The battle with the Tuaregs, as mentioned previously, has been ongoing since the inception of the Malian state, taking place in three major waves, starting in 1962, 1990, and 2006. The new commitment to development in the North that led to such an increase in infrastructure spending was a response to the 1990 rebellion, which President Alpha Oumar Konaré realized could not be solved through military means. The 2006 rebellion, handled by Toure, was similarly met with insincere promises of increased development laid out in the Algiers Accord. Hopes for peace were dashed in 2009 when the military moved to kill Tuareg leader Ibrahim Ag Bahanga, who was not part of the Algiers Accord.
Since then, Toure had been biding his time, waiting for more counterterrorism funding to come in from the US to fight "the al-Qaeda threat" before making his move. As long as he kept up the pretense of helping Washington's insane, misguided crusade against anything that calls itself al-Qaeda, he could expect his forces to steadily grow until they were ready to subjugate all Tuareg resistance.

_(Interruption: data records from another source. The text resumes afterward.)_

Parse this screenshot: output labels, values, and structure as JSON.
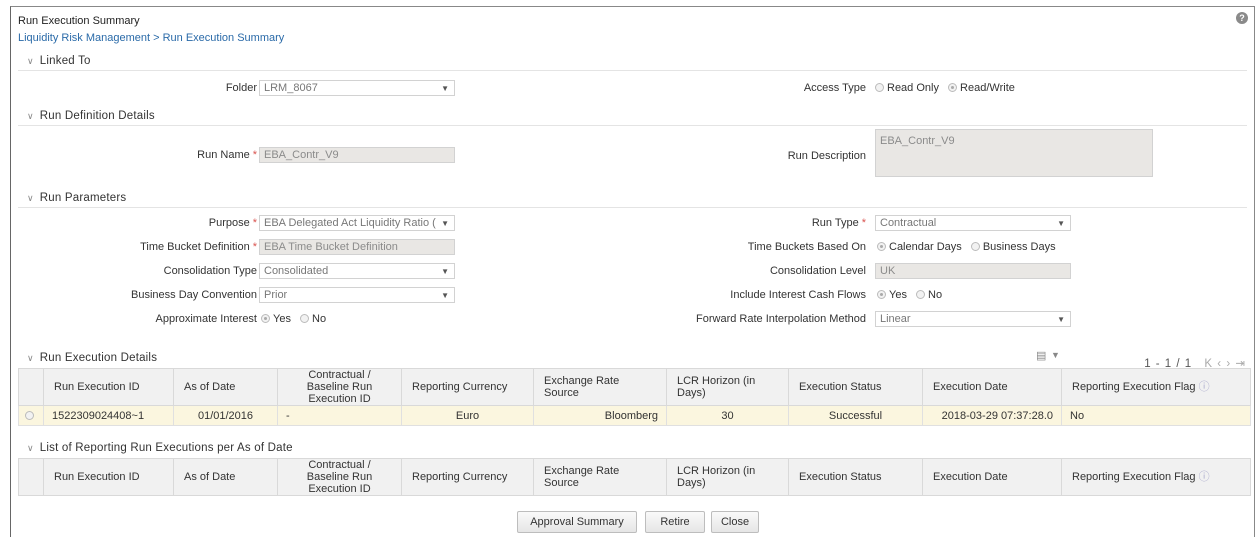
{
  "page": {
    "title": "Run Execution Summary",
    "breadcrumb": "Liquidity Risk Management > Run Execution Summary"
  },
  "linked_to": {
    "header": "Linked To",
    "folder_label": "Folder",
    "folder_value": "LRM_8067",
    "access_type_label": "Access Type",
    "access_options": [
      "Read Only",
      "Read/Write"
    ],
    "access_selected": "Read/Write"
  },
  "run_definition": {
    "header": "Run Definition Details",
    "run_name_label": "Run Name",
    "run_name_value": "EBA_Contr_V9",
    "run_description_label": "Run Description",
    "run_description_value": "EBA_Contr_V9"
  },
  "run_parameters": {
    "header": "Run Parameters",
    "purpose_label": "Purpose",
    "purpose_value": "EBA Delegated Act Liquidity Ratio (",
    "time_bucket_label": "Time Bucket Definition",
    "time_bucket_value": "EBA Time Bucket Definition",
    "consolidation_type_label": "Consolidation Type",
    "consolidation_type_value": "Consolidated",
    "bdc_label": "Business Day Convention",
    "bdc_value": "Prior",
    "approx_interest_label": "Approximate Interest",
    "approx_interest_options": [
      "Yes",
      "No"
    ],
    "run_type_label": "Run Type",
    "run_type_value": "Contractual",
    "tb_based_on_label": "Time Buckets Based On",
    "tb_based_on_options": [
      "Calendar Days",
      "Business Days"
    ],
    "consolidation_level_label": "Consolidation Level",
    "consolidation_level_value": "UK",
    "include_interest_label": "Include Interest Cash Flows",
    "include_interest_options": [
      "Yes",
      "No"
    ],
    "fwd_rate_label": "Forward Rate Interpolation Method",
    "fwd_rate_value": "Linear"
  },
  "run_execution": {
    "header": "Run Execution Details",
    "pager": "1 - 1 / 1",
    "columns": [
      "Run Execution ID",
      "As of Date",
      "Contractual / Baseline Run Execution ID",
      "Reporting Currency",
      "Exchange Rate Source",
      "LCR Horizon (in Days)",
      "Execution Status",
      "Execution Date",
      "Reporting Execution Flag"
    ],
    "rows": [
      [
        "1522309024408~1",
        "01/01/2016",
        "-",
        "Euro",
        "Bloomberg",
        "30",
        "Successful",
        "2018-03-29 07:37:28.0",
        "No"
      ]
    ]
  },
  "reporting_runs": {
    "header": "List of Reporting Run Executions per As of Date",
    "columns": [
      "Run Execution ID",
      "As of Date",
      "Contractual / Baseline Run Execution ID",
      "Reporting Currency",
      "Exchange Rate Source",
      "LCR Horizon (in Days)",
      "Execution Status",
      "Execution Date",
      "Reporting Execution Flag"
    ]
  },
  "buttons": {
    "approval_summary": "Approval Summary",
    "retire": "Retire",
    "close": "Close"
  },
  "colors": {
    "breadcrumb": "#2a6aa8",
    "required": "#d9534f",
    "selected_row": "#fbf6df"
  },
  "icons": {
    "help": "help-icon",
    "export": "export-icon",
    "filter": "filter-icon",
    "first": "first-page-icon",
    "prev": "prev-page-icon",
    "next": "next-page-icon",
    "last": "last-page-icon"
  }
}
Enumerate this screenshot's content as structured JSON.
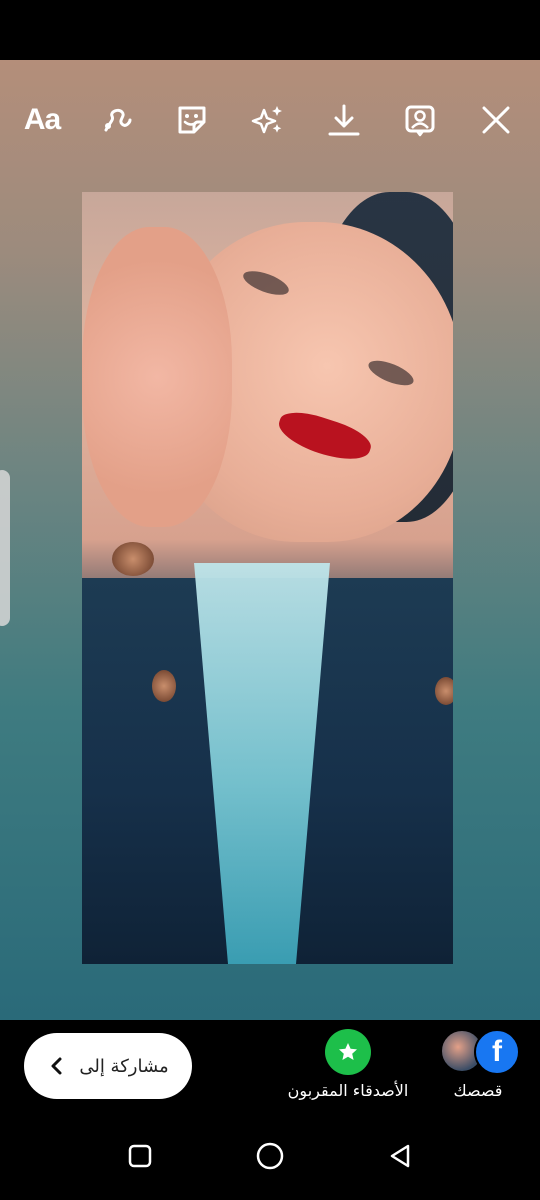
{
  "toolbar": {
    "text_tool_label": "Aa",
    "icons": [
      "text-tool",
      "draw-icon",
      "sticker-icon",
      "effects-icon",
      "download-icon",
      "tag-person-icon",
      "close-icon"
    ]
  },
  "share": {
    "share_button_label": "مشاركة إلى",
    "close_friends_label": "الأصدقاء المقربون",
    "your_story_label": "قصصك"
  },
  "colors": {
    "close_friends_green": "#1dbf4a",
    "facebook_blue": "#1877f2"
  }
}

Touré is playing a double game: he has pledged to start a 'total struggle' against the terrorists, but won't release his troops unless they are better equipped and trained by the United States. It wants air power (a reminder of the time when the Italians bombed the Berber with the view that the bombs 'had a wonderful effect on the morale of the Arabs', according to the Italian air commandante in charge of the 1911 operation). Touré is using the AQIM threat to consolidate his power, and to bring in the cash. More money is on offer for counterterrorism than for development.
Coup and Beyond
Apparently, though, this game of waiting and attrition was not enough to assuage the fears of the Malian military. Toure's strategy was essentially crippled by the Libyan revolt, which empowered the Tuareg rebels with a new arsenal, an influx of battle-trained veterans from both sides of the Libyan civil war, and called into question the lucrative development deals Libya had been working out with Mali.
In a country that is being exploited on all sides by outsiders, a non-military solution to this intractable rebellion has been made impossible by the structural constraints on the Malian economy. The Malian military has made their intention clear: to solve the Tuareg problem once and for all with decisive violence and "restore democracy" once the Tuareg have been forced to submit. The Tuareg resistance is highly invigorated and extremely successful, though. I do not think the military solution will work in 2012 if it did not work in 1990. As early as one month ago, 130,000 people had been displaced by this war, and now wander lost, separated from their land, their homes, their families, their livestock.
The perfunctory US condemnation of this coup belies the role of the West in causing the conflict, from its decades-old training of AQIM leadership to the World Bank's crippling of Malian development through the SAP, from its massive grant to the Malian military at the expense of civil society to its patronization of a sham democracy whose corrupt liberal leaders allowed the country to be exploited at every turn.